We can plot the high and low temperatures at the same time if we manipulate the data a little. Here we use gather() to take the temperatureLow and temperatureHigh columns and rearrange them so that there’s a column for the actual temperature and a column indicating if it’s high or low

weather_provo_2017_plot <- weather_provo_2017 %>%
gather(temperature_type, temperature, temperatureLow, temperatureHigh) %>%
mutate(temperature_type = recode(temperature_type,
temperatureHigh = "High",
temperatureLow = "Low"))

# Print out the first few rows
weather_provo_2017_plot %>%
select(date, temperature_type, temperature) %>%
head()
## # A tibble: 6 x 3
##   date                temperature_type temperature
##   <dttm>              <chr>                  <dbl>
## 1 2017-01-01 12:00:00 Low                    25.0
## 2 2017-01-02 12:00:00 Low                    24.1
## 3 2017-01-03 12:00:00 Low                    31.0
## 4 2017-01-04 12:00:00 Low                    19.1
## 5 2017-01-05 12:00:00 Low                     3.5
## 6 2017-01-06 12:00:00 Low                     9.02

With the data in this format we can plot both high and low at the same time and show them differently with linetype, which will change the border around each density. There are a bunch of other adjustments here to make the plot more CRAPy.

ggplot(weather_provo_2017_plot,
aes(x = temperature, y = fct_rev(Month), fill = ..x.., linetype = temperature_type)) +
geom_density_ridges_gradient(scale = 3, rel_min_height = 0.01) +
scale_fill_viridis_c(option = "plasma") +
guides(linetype = guide_legend(title = NULL),
fill = guide_colorbar(title = NULL)) +
labs(x = NULL, y = NULL,
title = "Low and high temperatures in Provo, Utah",
subtitle = "January 1, 2017-December 31, 2017",
caption = "Source: Dark Sky") +
theme_minimal(base_family = "Roboto Condensed") +
theme(legend.position = "bottom",
legend.key.width = unit(3, "lines"),
legend.key.height = unit(0.5, "lines"))
## Picking joint bandwidth of 3.2

Subjective probabilities

Here’s a full example of another ridgeplot, based on a survey done on Reddit about what each of these subjective probabilities mean in numbers.

probability_raw <- read_csv("https://raw.githubusercontent.com/zonination/perceptions/master/probly.csv")
# This data is wide; each column is one of the subjective probabilities.
# Here we make this long.
probability <- probability_raw %>%
gather(phrase, value) %>%
mutate(value = value / 100)

# Here we calculate the media probability for each phrase and put them in order
probability_order <- probability %>%
group_by(phrase) %>%
summarize(median_prob = median(value)) %>%
arrange(median_prob)

# This is the data frame that we'll use to plot.
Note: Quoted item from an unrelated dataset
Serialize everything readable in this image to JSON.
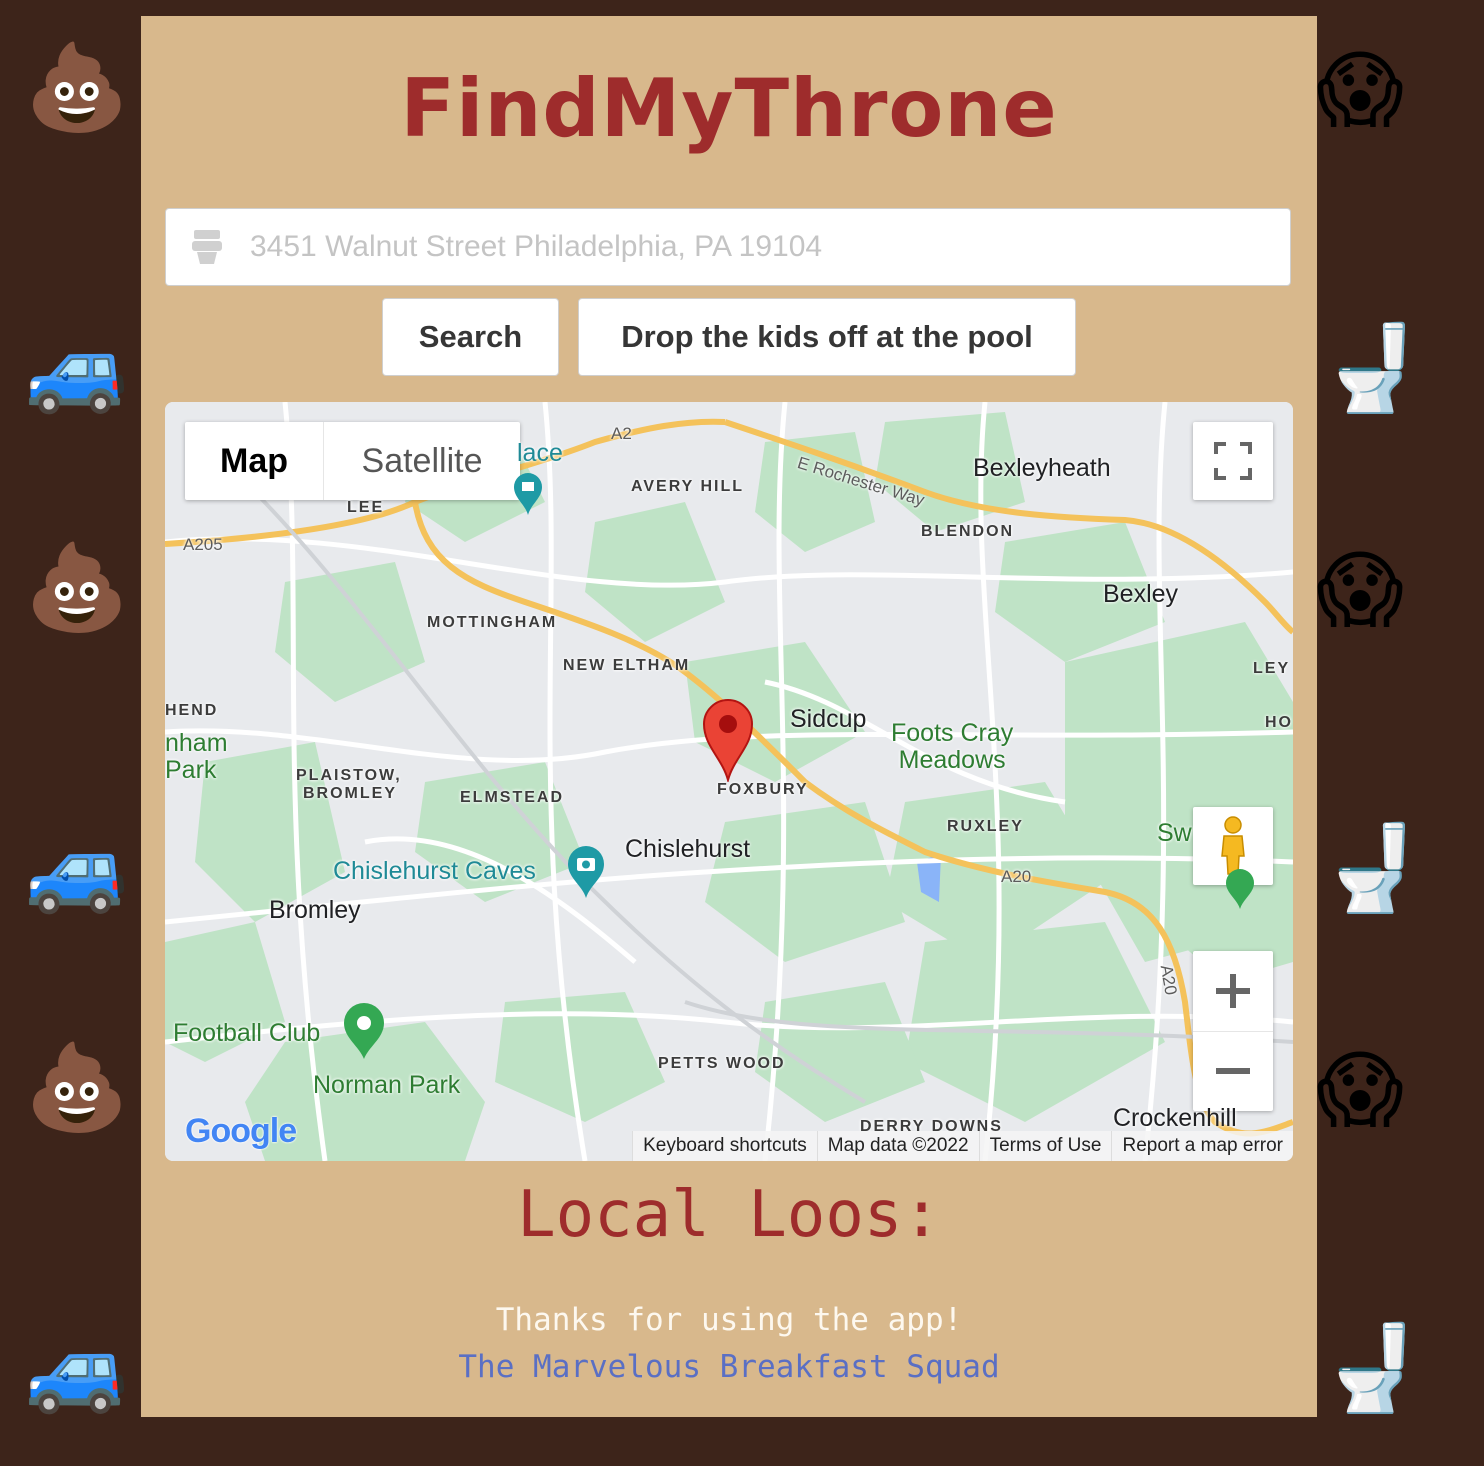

We use the order of the phrases
# from probability_order and make the phrase column an ordered factor based on
# that order. Without this, the phrases will plot in alphabetic order
probability_plot <- probability %>%
mutate(phrase = factor(phrase, levels = probability_order\$phrase, ordered = TRUE))

ggplot(probability_plot, aes(x = value, y = phrase, fill = phrase)) +
geom_density_ridges(scale = 5, jittered_points = TRUE,
quantile_lines = TRUE, quantiles = 2,
point_size = 0.5, point_alpha = 0.3) +
scale_fill_viridis_d(option = "viridis", guide = FALSE) +
coord_cartesian(xlim = c(0, 1)) +
scale_x_continuous(labels = percent) +
theme_minimal(base_family = "Roboto Condensed")
## Picking joint bandwidth of 0.0343
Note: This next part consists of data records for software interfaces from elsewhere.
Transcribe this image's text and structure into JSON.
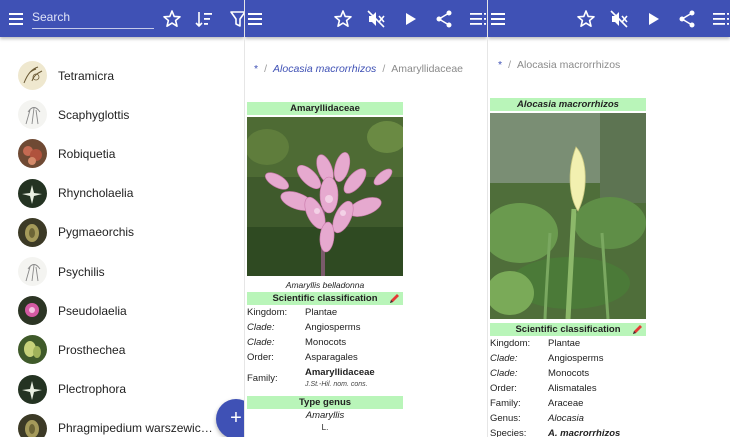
{
  "left_panel": {
    "search_placeholder": "Search",
    "genera": [
      {
        "name": "Tetramicra",
        "thumb": "sketch"
      },
      {
        "name": "Scaphyglottis",
        "thumb": "sketch-light"
      },
      {
        "name": "Robiquetia",
        "thumb": "red"
      },
      {
        "name": "Rhyncholaelia",
        "thumb": "white-dark"
      },
      {
        "name": "Pygmaeorchis",
        "thumb": "olive"
      },
      {
        "name": "Psychilis",
        "thumb": "sketch-light"
      },
      {
        "name": "Pseudolaelia",
        "thumb": "pink"
      },
      {
        "name": "Prosthechea",
        "thumb": "green"
      },
      {
        "name": "Plectrophora",
        "thumb": "white-dark"
      },
      {
        "name": "Phragmipedium warszewic…",
        "thumb": "olive"
      }
    ],
    "fab_label": "+"
  },
  "middle_panel": {
    "breadcrumb": {
      "root": "*",
      "parent": "Alocasia macrorrhizos",
      "current": "Amaryllidaceae"
    },
    "infobox": {
      "title": "Amaryllidaceae",
      "image_caption": "Amaryllis belladonna",
      "classification_header": "Scientific classification",
      "rows": [
        {
          "key": "Kingdom:",
          "value": "Plantae",
          "key_italic": false
        },
        {
          "key": "Clade:",
          "value": "Angiosperms",
          "key_italic": true
        },
        {
          "key": "Clade:",
          "value": "Monocots",
          "key_italic": true
        },
        {
          "key": "Order:",
          "value": "Asparagales",
          "key_italic": false
        }
      ],
      "family_key": "Family:",
      "family_value": "Amaryllidaceae",
      "family_authority": "J.St.-Hil. nom. cons.",
      "type_genus_header": "Type genus",
      "type_genus_value": "Amaryllis",
      "type_genus_author": "L."
    }
  },
  "right_panel": {
    "breadcrumb": {
      "root": "*",
      "current": "Alocasia macrorrhizos"
    },
    "infobox": {
      "title": "Alocasia macrorrhizos",
      "classification_header": "Scientific classification",
      "rows": [
        {
          "key": "Kingdom:",
          "value": "Plantae",
          "key_italic": false,
          "value_italic": false
        },
        {
          "key": "Clade:",
          "value": "Angiosperms",
          "key_italic": true,
          "value_italic": false
        },
        {
          "key": "Clade:",
          "value": "Monocots",
          "key_italic": true,
          "value_italic": false
        },
        {
          "key": "Order:",
          "value": "Alismatales",
          "key_italic": false,
          "value_italic": false
        },
        {
          "key": "Family:",
          "value": "Araceae",
          "key_italic": false,
          "value_italic": false
        },
        {
          "key": "Genus:",
          "value": "Alocasia",
          "key_italic": false,
          "value_italic": true
        },
        {
          "key": "Species:",
          "value": "A. macrorrhizos",
          "key_italic": false,
          "value_italic": true
        }
      ]
    }
  },
  "colors": {
    "app_bar": "#3f51b5",
    "infobox_header": "#b9f5b9",
    "link": "#3f51b5"
  }
}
\(•◡•)/

Clearest and muddiest things

Go to this form and answer these two questions:

1. What was the muddiest thing from class today? What are you still wondering about?
2. What was the clearest thing from class today? What was the most exciting thing you learned?

I’ll compile the questions and send out answers after class.